* _EXERCISE MATERIALS_

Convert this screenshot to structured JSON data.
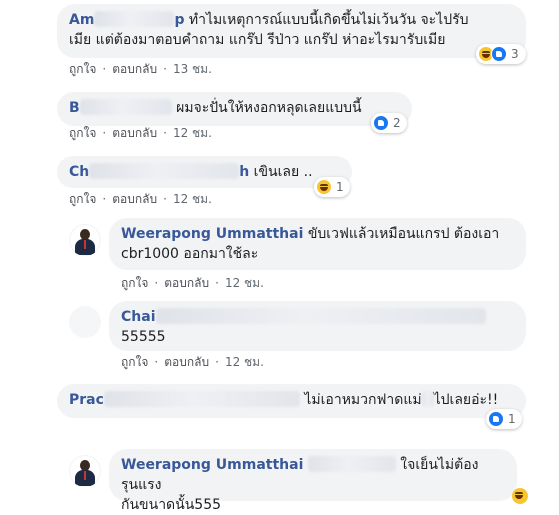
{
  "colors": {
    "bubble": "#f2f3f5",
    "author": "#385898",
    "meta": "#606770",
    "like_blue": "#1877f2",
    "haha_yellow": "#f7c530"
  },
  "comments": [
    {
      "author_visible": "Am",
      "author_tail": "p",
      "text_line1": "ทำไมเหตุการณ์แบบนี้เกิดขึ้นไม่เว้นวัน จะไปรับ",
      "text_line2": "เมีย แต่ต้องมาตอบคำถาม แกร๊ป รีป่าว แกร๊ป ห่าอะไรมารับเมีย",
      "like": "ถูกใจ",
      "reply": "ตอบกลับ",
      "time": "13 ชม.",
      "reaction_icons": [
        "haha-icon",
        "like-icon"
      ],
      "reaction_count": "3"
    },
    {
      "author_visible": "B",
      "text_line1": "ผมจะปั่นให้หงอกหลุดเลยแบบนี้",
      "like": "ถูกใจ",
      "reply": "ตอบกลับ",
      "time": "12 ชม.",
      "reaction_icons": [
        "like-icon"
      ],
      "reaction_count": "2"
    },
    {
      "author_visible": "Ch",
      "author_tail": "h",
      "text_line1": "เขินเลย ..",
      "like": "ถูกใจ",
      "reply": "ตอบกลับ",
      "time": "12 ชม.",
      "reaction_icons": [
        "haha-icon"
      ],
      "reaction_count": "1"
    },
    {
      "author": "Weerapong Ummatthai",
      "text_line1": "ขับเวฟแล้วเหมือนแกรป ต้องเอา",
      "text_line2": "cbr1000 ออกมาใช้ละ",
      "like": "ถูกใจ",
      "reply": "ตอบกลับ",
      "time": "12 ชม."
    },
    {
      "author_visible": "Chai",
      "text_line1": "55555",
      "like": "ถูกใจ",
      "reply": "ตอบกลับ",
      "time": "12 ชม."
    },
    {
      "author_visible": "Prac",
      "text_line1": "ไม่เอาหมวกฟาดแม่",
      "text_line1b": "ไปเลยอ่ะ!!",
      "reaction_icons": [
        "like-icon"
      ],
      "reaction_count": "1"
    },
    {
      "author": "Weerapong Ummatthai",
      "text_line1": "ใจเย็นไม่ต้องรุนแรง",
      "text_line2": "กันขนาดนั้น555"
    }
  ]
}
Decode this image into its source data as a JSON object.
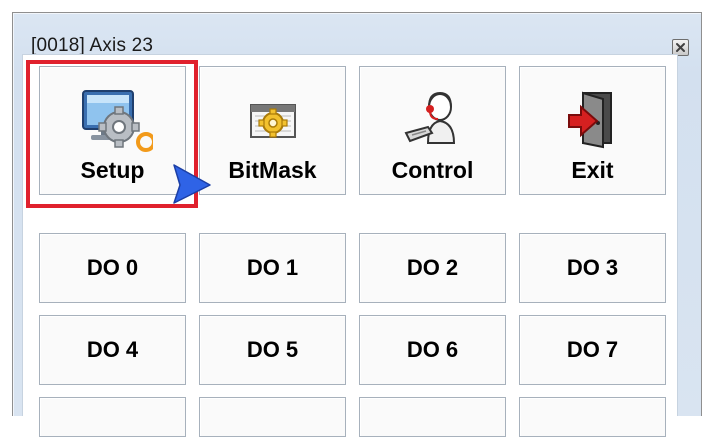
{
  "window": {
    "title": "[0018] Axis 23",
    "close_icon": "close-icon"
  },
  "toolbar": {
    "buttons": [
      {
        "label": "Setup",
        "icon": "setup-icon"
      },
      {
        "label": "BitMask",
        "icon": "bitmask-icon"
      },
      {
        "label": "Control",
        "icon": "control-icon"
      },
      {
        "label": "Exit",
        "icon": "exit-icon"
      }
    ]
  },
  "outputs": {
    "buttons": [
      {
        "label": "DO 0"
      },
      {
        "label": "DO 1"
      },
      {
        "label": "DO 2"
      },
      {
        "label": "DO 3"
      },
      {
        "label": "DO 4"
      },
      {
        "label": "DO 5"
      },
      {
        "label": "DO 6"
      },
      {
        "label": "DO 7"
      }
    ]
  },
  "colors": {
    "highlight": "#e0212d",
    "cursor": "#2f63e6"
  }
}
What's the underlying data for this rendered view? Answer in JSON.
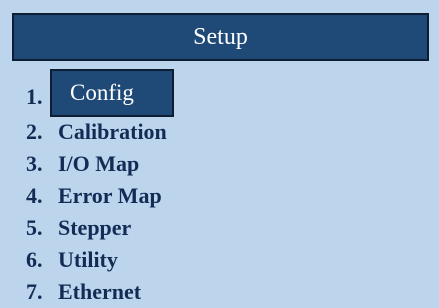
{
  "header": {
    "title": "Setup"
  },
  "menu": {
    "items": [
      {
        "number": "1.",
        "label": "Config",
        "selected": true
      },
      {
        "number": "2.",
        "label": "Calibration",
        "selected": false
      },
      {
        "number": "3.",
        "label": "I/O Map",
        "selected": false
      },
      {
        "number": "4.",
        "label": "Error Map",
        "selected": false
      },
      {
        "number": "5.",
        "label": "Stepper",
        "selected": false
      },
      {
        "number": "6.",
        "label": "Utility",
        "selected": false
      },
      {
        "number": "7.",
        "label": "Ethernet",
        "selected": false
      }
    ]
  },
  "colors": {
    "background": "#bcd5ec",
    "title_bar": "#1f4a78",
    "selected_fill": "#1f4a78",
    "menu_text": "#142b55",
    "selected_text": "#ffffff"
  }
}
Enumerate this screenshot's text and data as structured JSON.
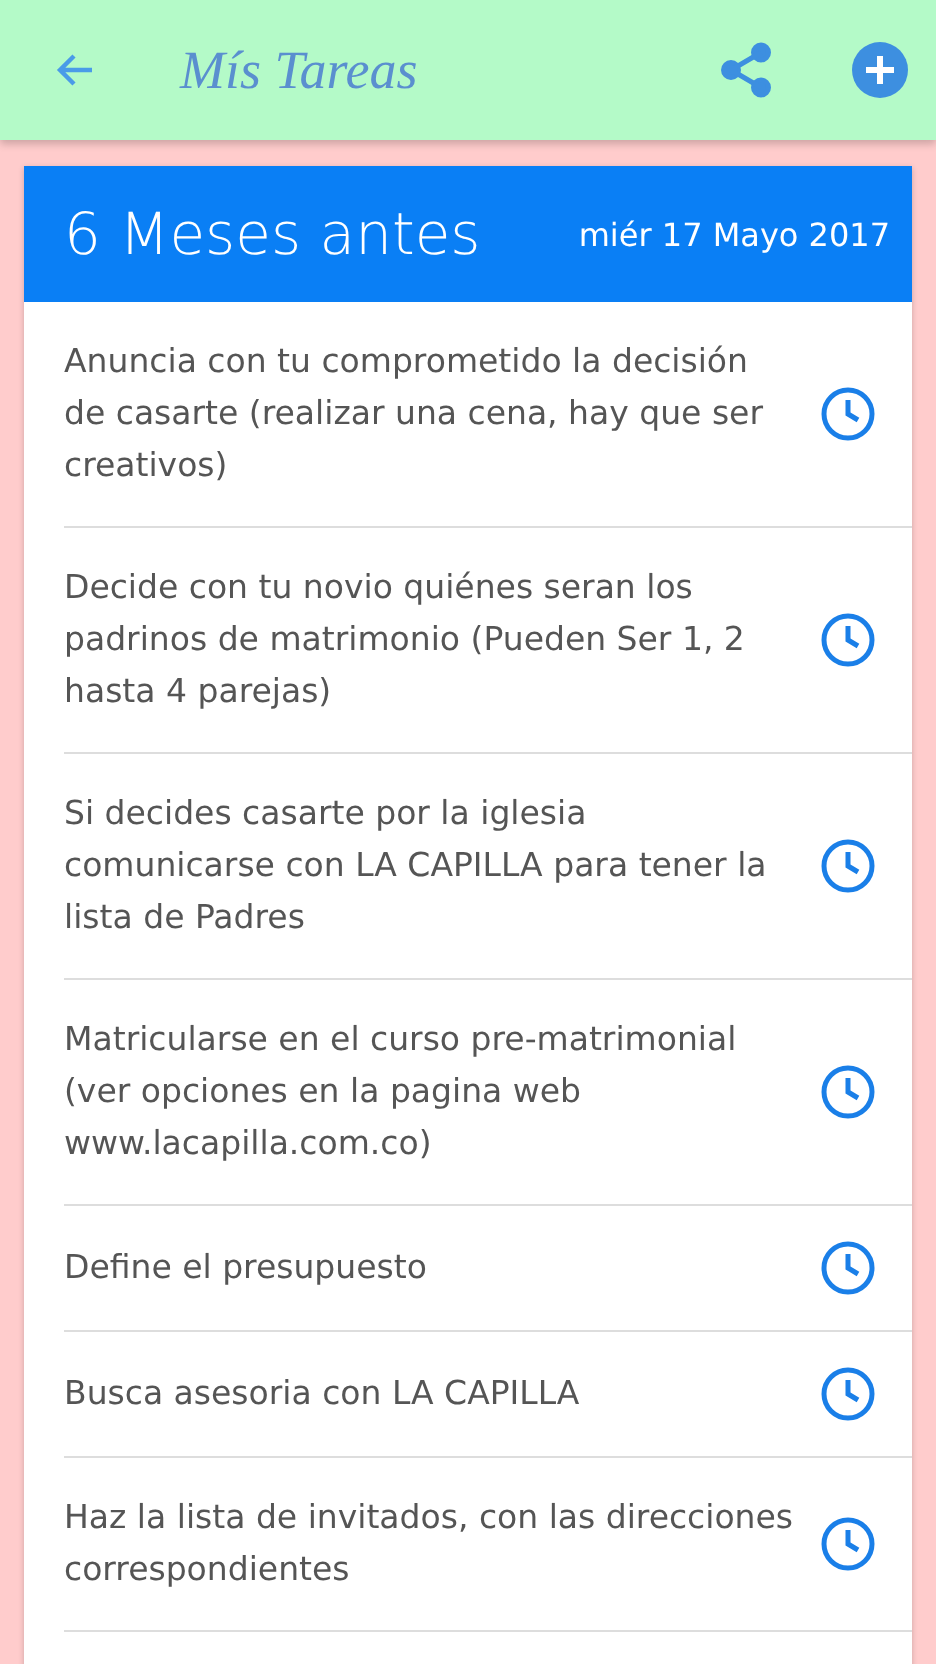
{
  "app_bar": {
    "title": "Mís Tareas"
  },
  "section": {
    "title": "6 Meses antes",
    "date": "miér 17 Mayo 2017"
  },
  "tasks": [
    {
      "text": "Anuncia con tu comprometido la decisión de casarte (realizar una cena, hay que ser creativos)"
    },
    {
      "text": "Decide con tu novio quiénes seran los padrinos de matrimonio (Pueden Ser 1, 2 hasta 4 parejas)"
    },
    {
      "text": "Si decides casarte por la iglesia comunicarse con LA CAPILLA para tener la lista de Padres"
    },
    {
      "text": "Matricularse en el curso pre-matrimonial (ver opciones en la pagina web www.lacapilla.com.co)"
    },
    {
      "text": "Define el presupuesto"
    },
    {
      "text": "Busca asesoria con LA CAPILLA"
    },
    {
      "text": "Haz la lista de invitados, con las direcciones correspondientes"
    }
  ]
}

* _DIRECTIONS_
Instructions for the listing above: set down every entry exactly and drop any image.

* _TASK OUTPUT_
Convert this screenshot to structured JSON data.
{
  "colors": {
    "bubble": "#f2f3f5",
    "author": "#385898",
    "meta": "#606770",
    "like_blue": "#1877f2",
    "haha_yellow": "#f7c530"
  },
  "comments": [
    {
      "author_visible": "Am",
      "author_tail": "p",
      "text_line1": "ทำไมเหตุการณ์แบบนี้เกิดขึ้นไม่เว้นวัน จะไปรับ",
      "text_line2": "เมีย แต่ต้องมาตอบคำถาม แกร๊ป รีป่าว แกร๊ป ห่าอะไรมารับเมีย",
      "like": "ถูกใจ",
      "reply": "ตอบกลับ",
      "time": "13 ชม.",
      "reaction_icons": [
        "haha-icon",
        "like-icon"
      ],
      "reaction_count": "3"
    },
    {
      "author_visible": "B",
      "text_line1": "ผมจะปั่นให้หงอกหลุดเลยแบบนี้",
      "like": "ถูกใจ",
      "reply": "ตอบกลับ",
      "time": "12 ชม.",
      "reaction_icons": [
        "like-icon"
      ],
      "reaction_count": "2"
    },
    {
      "author_visible": "Ch",
      "author_tail": "h",
      "text_line1": "เขินเลย ..",
      "like": "ถูกใจ",
      "reply": "ตอบกลับ",
      "time": "12 ชม.",
      "reaction_icons": [
        "haha-icon"
      ],
      "reaction_count": "1"
    },
    {
      "author": "Weerapong Ummatthai",
      "text_line1": "ขับเวฟแล้วเหมือนแกรป ต้องเอา",
      "text_line2": "cbr1000 ออกมาใช้ละ",
      "like": "ถูกใจ",
      "reply": "ตอบกลับ",
      "time": "12 ชม."
    },
    {
      "author_visible": "Chai",
      "text_line1": "55555",
      "like": "ถูกใจ",
      "reply": "ตอบกลับ",
      "time": "12 ชม."
    },
    {
      "author_visible": "Prac",
      "text_line1": "ไม่เอาหมวกฟาดแม่",
      "text_line1b": "ไปเลยอ่ะ!!",
      "reaction_icons": [
        "like-icon"
      ],
      "reaction_count": "1"
    },
    {
      "author": "Weerapong Ummatthai",
      "text_line1": "ใจเย็นไม่ต้องรุนแรง",
      "text_line2": "กันขนาดนั้น555"
    }
  ]
}
Decode this image into its source data as a JSON object.
{
  "window": {
    "title": "[0018] Axis 23",
    "close_icon": "close-icon"
  },
  "toolbar": {
    "buttons": [
      {
        "label": "Setup",
        "icon": "setup-icon"
      },
      {
        "label": "BitMask",
        "icon": "bitmask-icon"
      },
      {
        "label": "Control",
        "icon": "control-icon"
      },
      {
        "label": "Exit",
        "icon": "exit-icon"
      }
    ]
  },
  "outputs": {
    "buttons": [
      {
        "label": "DO 0"
      },
      {
        "label": "DO 1"
      },
      {
        "label": "DO 2"
      },
      {
        "label": "DO 3"
      },
      {
        "label": "DO 4"
      },
      {
        "label": "DO 5"
      },
      {
        "label": "DO 6"
      },
      {
        "label": "DO 7"
      }
    ]
  },
  "colors": {
    "highlight": "#e0212d",
    "cursor": "#2f63e6"
  }
}
What's the underlying data for this rendered view? Answer in JSON.
{
  "header": {
    "title": "Setup"
  },
  "menu": {
    "items": [
      {
        "number": "1.",
        "label": "Config",
        "selected": true
      },
      {
        "number": "2.",
        "label": "Calibration",
        "selected": false
      },
      {
        "number": "3.",
        "label": "I/O Map",
        "selected": false
      },
      {
        "number": "4.",
        "label": "Error Map",
        "selected": false
      },
      {
        "number": "5.",
        "label": "Stepper",
        "selected": false
      },
      {
        "number": "6.",
        "label": "Utility",
        "selected": false
      },
      {
        "number": "7.",
        "label": "Ethernet",
        "selected": false
      }
    ]
  },
  "colors": {
    "background": "#bcd5ec",
    "title_bar": "#1f4a78",
    "selected_fill": "#1f4a78",
    "menu_text": "#142b55",
    "selected_text": "#ffffff"
  }
}
Enumerate this screenshot's text and data as structured JSON.
{
  "app_bar": {
    "title": "Mís Tareas"
  },
  "section": {
    "title": "6 Meses antes",
    "date": "miér 17 Mayo 2017"
  },
  "tasks": [
    {
      "text": "Anuncia con tu comprometido la decisión de casarte (realizar una cena, hay que ser creativos)"
    },
    {
      "text": "Decide con tu novio quiénes seran los padrinos de matrimonio (Pueden Ser 1, 2 hasta 4 parejas)"
    },
    {
      "text": "Si decides casarte por la iglesia comunicarse con LA CAPILLA para tener la lista de Padres"
    },
    {
      "text": "Matricularse en el curso pre-matrimonial (ver opciones en la pagina web www.lacapilla.com.co)"
    },
    {
      "text": "Define el presupuesto"
    },
    {
      "text": "Busca asesoria con LA CAPILLA"
    },
    {
      "text": "Haz la lista de invitados, con las direcciones correspondientes"
    }
  ]
}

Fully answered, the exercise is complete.